One of the all-time greatest drummers, Neil Peart, once said the next thing about Gene Krupa – “…was the first rock drummer, in very many ways”. Peart even explained that Krupa was one of the drummers that could both “command the spotlight” and “be celebrated for his solos”.
Krupa’s playing influenced many people, even Keith Moon and John Bonham. The fact that he came before them gives him different kind of reverence in the drum community.
8. Mitch Mitchell

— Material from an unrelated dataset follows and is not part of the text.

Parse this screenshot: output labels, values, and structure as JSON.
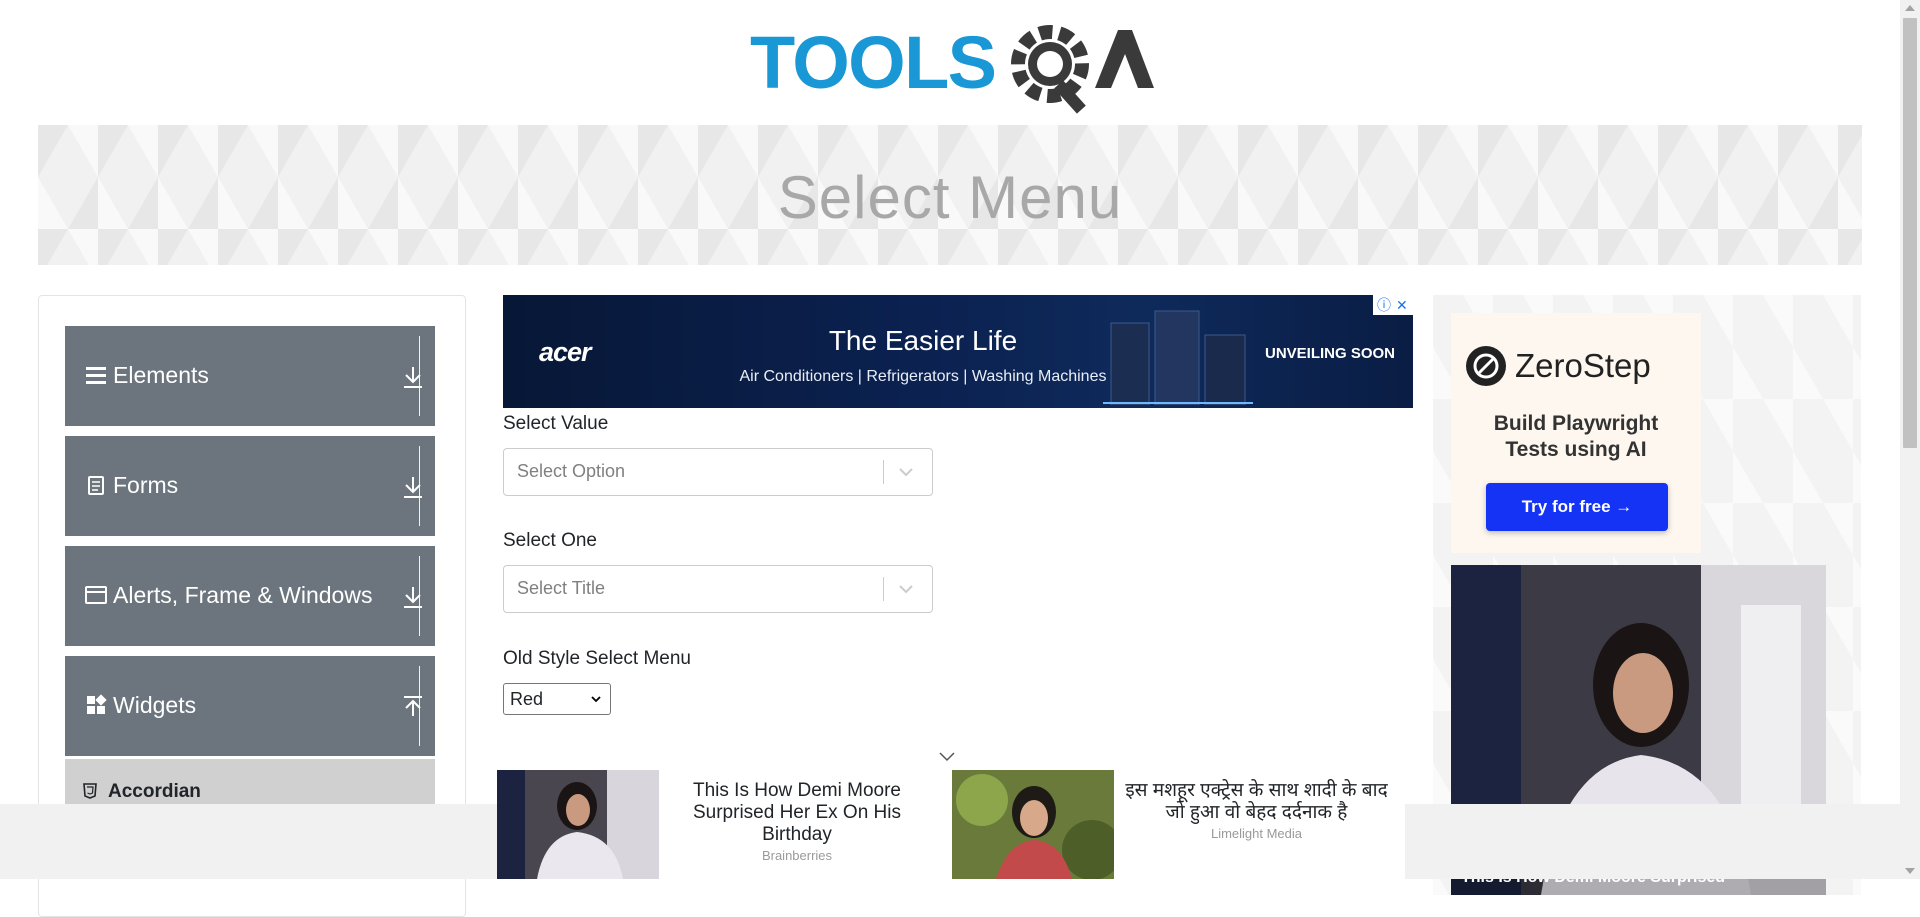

Stewart Copeland, an American musician once said about Mitch Mitchell, the `60s drum legend, “All of this stuff I did that I was rather proud of, I thought I came up with it. But no, I got it from Mitch”. Mitch Mitchell was weird enough and could hold down the fort along with Jimi Hendrix’s weirdness.
Even Roger Taylor a musician from Queen said, “He played the kit like a song, it was just wonderful. But with this rolling ferocious attack on the whole kit. Total integration into the song. Not just marking time.”
9. Charlie Watts
The person that because of him “roll” added to the “Rolling Stones” was none other than Charlie Watts. Even when the “Rolling Stones” were still in their early stages, Watts was a well-known and respected drummer across London. At first, they couldn’t afford to hire him but as “Rolling Stones” buzz spread out and barely could be ignored, they won Watts over.
Watts provided steady backbeat rhythm support on stage like no other. The guitarist of the band, Keith Richards, said about Watts – “When we got Charlie, that really made it for us. Charlie can rush like mad and still make it feel great. That’s his style.”
10. Stewart Copeland
Funny but interesting fact about Stewart Copeland is that Copeland made just as much of an impact with what he didn’t play than with what he did play. His grooves aren’t so simple and easy to mimic and this what made him better than most of the drummers.
Similar to other British rockers from his era, his complicated yet special grooves added to his band’s sound in a subtle yet powerful way. Copeland even lent his talent to many other artists over his career.